Archive for the ‘writing’ Category

Something special happened last week at the National College Media Convention in Chicago.

As some 2,000 students and advisers came to the Sheraton Hotel to sharpen their journalism skills, network with each other and accept awards, one track of faith-related sessions took things deeper. A lot deeper. In fact, I believe we are seeing the beginning of a movement of God.

In one session, photographer Darrell Goemaat from the Regular Baptist Press showed how God has placed him and his incredible skills into a full-time ministry position. Other sessions featured two fairly recent journalism grads who now work for a Christian relief agency; the Chicago Tribune’s religion reporter; and two veteran advisers helping students through the challenges of covering news on a Christian campus.

The deputy managing editor of Christianity Today, Tim Morgan, took a full hour to walk through several gospel passages and show students and advisers that Jesus can indeed be their role model as a journalist. I’m willing to bet that it was the first time anyone ever exposited scripture at a journalism convention.

Lincoln Brunner and I talked about our career paths, how God has called us to missionary journalism … and what it might look like for students seeking to follow God in that direction. While we expected that the students would be interested in what we had to say, their level of buy-in absolutely floored us.

At one point as various students – from both public and private colleges and universities – were talking about their desire to serve God with their vocations, a question popped into my mind. Again, it was one that may never have been asked at a journalism convention. But, what the heck.

“How many of you are sensing God tapping you on the shoulder and prompting you to do something specific?” I asked. Most of the hands in the room went up. Probably the closest I’ll ever come to an altar call.

So we talked through some of those promptings. Many felt called to some form of missionary journalism. Others mentioned humanitarian work … sharing their faith with someone … doing video documentaries … “speaking for the unspoken.”

In response to our potential missionary journalism internship in Costa Rica, one graduate student emailed us later: “I cannot describe the tug in my heart, nor the beckoning I feel toward this opportunity. I only know that it is of Him and that I’m ready to take a risk for Christ.” She also blogged about the convention’s Faith track and how it impacted her.

All this at a college journalism convention. We certainly claim no credit. It was sure fun to have a front-row seat, though. God is beginning to open doors, and minds, to amazing possibilities: Telling stories of what he is up to around the world, and how people can get involved.

Seems to me that is a recipe to help start a revival. Or at least to cover one.

Letter to a Newbie

Posted: August 23, 2012 by Lincoln Brunner in doubt, nostalgia, writing

My wife found the letter — hand-typed, with the correction-tape scars to prove it — in a box in the basement.

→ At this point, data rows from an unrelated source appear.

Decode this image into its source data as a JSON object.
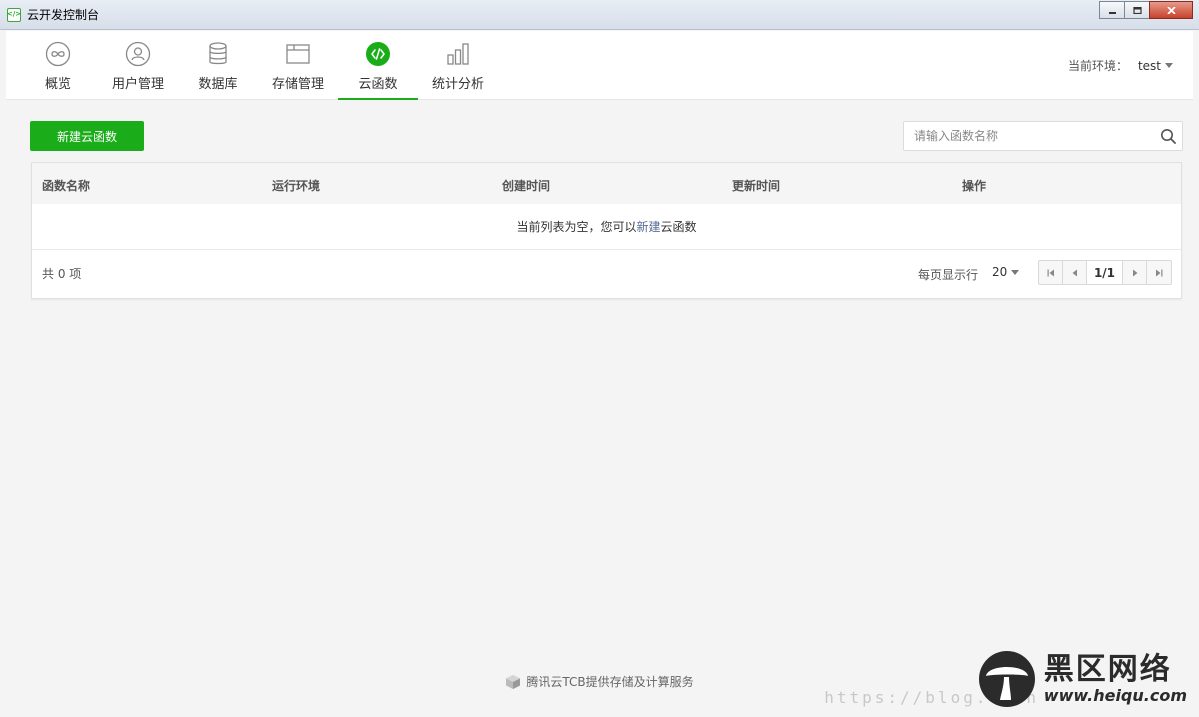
{
  "window": {
    "title": "云开发控制台"
  },
  "nav": {
    "items": [
      {
        "label": "概览",
        "icon": "infinity-icon"
      },
      {
        "label": "用户管理",
        "icon": "user-icon"
      },
      {
        "label": "数据库",
        "icon": "database-icon"
      },
      {
        "label": "存储管理",
        "icon": "folder-icon"
      },
      {
        "label": "云函数",
        "icon": "code-icon",
        "active": true
      },
      {
        "label": "统计分析",
        "icon": "bar-chart-icon"
      }
    ],
    "env_label": "当前环境：",
    "env_value": "test"
  },
  "toolbar": {
    "new_label": "新建云函数",
    "search_placeholder": "请输入函数名称"
  },
  "table": {
    "columns": [
      "函数名称",
      "运行环境",
      "创建时间",
      "更新时间",
      "操作"
    ],
    "empty_prefix": "当前列表为空，您可以",
    "empty_link": "新建",
    "empty_suffix": "云函数"
  },
  "pagination": {
    "total": "共 0 项",
    "per_page_label": "每页显示行",
    "per_page_value": "20",
    "current": "1/1"
  },
  "footer": {
    "text": "腾讯云TCB提供存储及计算服务"
  },
  "watermark": {
    "name": "黑区网络",
    "url": "www.heiqu.com",
    "faint": "https://blog.csdn"
  },
  "colors": {
    "accent": "#1aad19",
    "link": "#576b95"
  }
}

The letter was written on March 30, 1993, by a Chicago Tribune columnist to a young journalist dreaming of the big time. Back then, before the Internet swallowed our newspapers like a whale gobbling krill, the “big time” meant papers like the Trib. That still is the big time, I think, but not like the days of the monoliths, when giants mediated truth. Back then, even two short paragraphs on real Chicago Tribune letterhead meant something.

But what a punch those two grafs packed for me, a greenhorn working on a college weekly for minimum wage. I read every word, over and over, like a kid savoring a note from Santa Claus himself:

Dear Lincoln Brunner–

Thank you for your letter and the enclosed editorial. I’m flattered that you would want to some day be a journalist–it’s great to know that talented people want to enter a field that can often be more difficult than it is glamorous. I realize that the competition for journalists is keen, and so breaking into the field will prove to be a challenge, but perseverance will pay off. Judging by your writing, I would say that you are most certainly on the right path.

There are many great stories to be found, and I wish you the best in finding those that help you on your path to success.

Sincerely,

 Bob Greene

Almost 20 years on, reading those words again this morning refreshes my soul. For a major league columnist like Greene to take the time to write to a complete unknown (heck, I’m still a complete unknown, just with experience) … wow. I remember now how much that letter boosted my confidence, and how that bit of confidence helped keep me going through what would be a critical time in my life and career.

I landed my first reporting gig a little more than a year after the letter arrived, a general assignment job that taught me almost everything I know about reporting.

So thanks, Bob Greene, wherever you are. Your two paragraphs helped launch a journalism career two decades old now — and by God’s grace, they have been a success.

And you were right — perseverance does pay off.